I might laugh if I were reading some Shakespearean farce, but it’s not funny. This is real, so real it’s excrutiating. It’s not funny to attend funerals, and it’s not funny to watch the families around you fall apart, it’s not funny to dismiss and neglect the soldiers that were thrust into this travesty when they come back in need, and it isn’t a very good punchline to know that this was all for absolutely nothing. That is hardly the whole horror of it, and yet busting the street laborers on the corner and making sure two men can never marry, this is what makes their agenda. Truly, what is important to middle America?

The only possible sense I can make of this willful ignorance is that the appeal of Sarah Palin is rooted firmly in that slowness I was only suspicious of before, but even that seems insufficiently powerful. What it is, really, is a country divided by anti-intellectualism. It is filled with people who refuse to think, and who resent others that do. These are not people who have been denied access to information, and they deserve no pity. They are cowards who wish to remain in an insular and comfortably stagnant world, who quell their fear of ‘the other’ with the myth of certainty and “divine truth.” I really couldn’t have imagined a more hideous waste if I had tried.

Is that what it means to be American, to have such little regard for the world? Corrupt arrogance and recklessness? No ends to justify any means, only power and greed? They will do anything to win, and they are. If they succeed, if this really is the ‘real’ America, then we deserve everything that will come to us. If they don’t succeed, it doesn’t seem likely this rift will mend itself, only further widen.

So perhaps it is a liberal media I’ve known my whole life. It’s a deformed and unrecognizable liberalism, but it must be of the same breed, because I honestly had no idea how far the depths of anti-intellectualism did go. Palin’s media support, with no material basis for a believable argument, has essentially resorted to celebrating her as the “noble savage.” This makes no rational sense, but that is the point. In fact, as EVEN David Brooks agrees, it makes exponentially less sense than it did the first time. This is because thought, intellect, reason, and rationality, as best we can manage those qualities, are not of any real worth to a Palin constituency. Faith, subjective and prescriptive morality, “divine truth,” and God are what rule. She is of the people and thus for the people. Like Bush (yet sharper and less dopey), she speaks what Wordsworth would affectionately call “the language of real men.” While here I was, thinking Wordsworth was a fucking dick and that the 20th century had embarrassed the fuck out of Rousseau and all of his Romantic bullshit, here it is, shooting a Moose in the face and sending you a bill for getting raped (she’ll teach you to cry wolf, eh?). This time, God doesn’t exist in nature (drill! drill! drill!), he just hangs out in the clouds, combing his beard and hating fags. But don’t worry, Sarah Palin’s got his number, and when she calls, he’ll put the fucking Pope on call waiting.

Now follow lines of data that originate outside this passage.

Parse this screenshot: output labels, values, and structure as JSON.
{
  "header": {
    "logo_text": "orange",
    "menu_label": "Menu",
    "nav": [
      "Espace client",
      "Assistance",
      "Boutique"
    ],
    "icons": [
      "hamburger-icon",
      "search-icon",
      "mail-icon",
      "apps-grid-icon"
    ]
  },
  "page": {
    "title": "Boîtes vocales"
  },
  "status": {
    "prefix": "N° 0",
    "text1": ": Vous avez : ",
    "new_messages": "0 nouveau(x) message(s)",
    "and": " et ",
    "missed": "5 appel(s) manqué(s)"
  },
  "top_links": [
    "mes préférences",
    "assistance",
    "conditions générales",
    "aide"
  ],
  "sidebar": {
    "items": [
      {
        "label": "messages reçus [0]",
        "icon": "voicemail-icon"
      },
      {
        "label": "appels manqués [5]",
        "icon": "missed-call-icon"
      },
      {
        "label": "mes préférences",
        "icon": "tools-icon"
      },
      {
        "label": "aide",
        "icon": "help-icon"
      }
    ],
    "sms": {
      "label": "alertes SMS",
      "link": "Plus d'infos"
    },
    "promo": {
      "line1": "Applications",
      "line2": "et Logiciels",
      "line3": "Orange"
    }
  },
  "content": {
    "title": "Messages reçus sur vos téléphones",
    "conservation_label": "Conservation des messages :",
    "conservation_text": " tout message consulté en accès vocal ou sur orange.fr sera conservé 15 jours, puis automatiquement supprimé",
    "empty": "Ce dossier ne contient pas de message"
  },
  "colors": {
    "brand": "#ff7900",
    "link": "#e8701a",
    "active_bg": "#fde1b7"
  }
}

I cannot mask my disgust with the Christian right, with the GOP, with the collapsing economy that throws a life preserver to the CEOs and investers of a corporation while actual people, actual fucking people are being forced out of their homes, with those who fetishize willful ignorance as if it were some refreshing virtue. I already feared the Bradley effect, but if middle America really is successfully svengalid by the flag waving barbarism of Palin and actually is this eager to swap a republic for a theocracy, then fine. Fuck it, let’s implode. McCain is irrelevant, a wrinkly red herring, and that’s what’s so dangerous—if he’s elected, those were really votes cast for Palin. And holy shit, they really don’t show you those parts of the country on TV, do they? It makes a girl feel like Eva Gabor in fucking Green Acres.


1 comment


Add your comment below, or trackback from your own site.

You may use these tags:
<a href="" title=""> <abbr title=""> <acronym title=""> <b> <blockquote cite=""> <cite> <code> <del datetime=""> <em> <i> <q cite=""> <strike> <strong>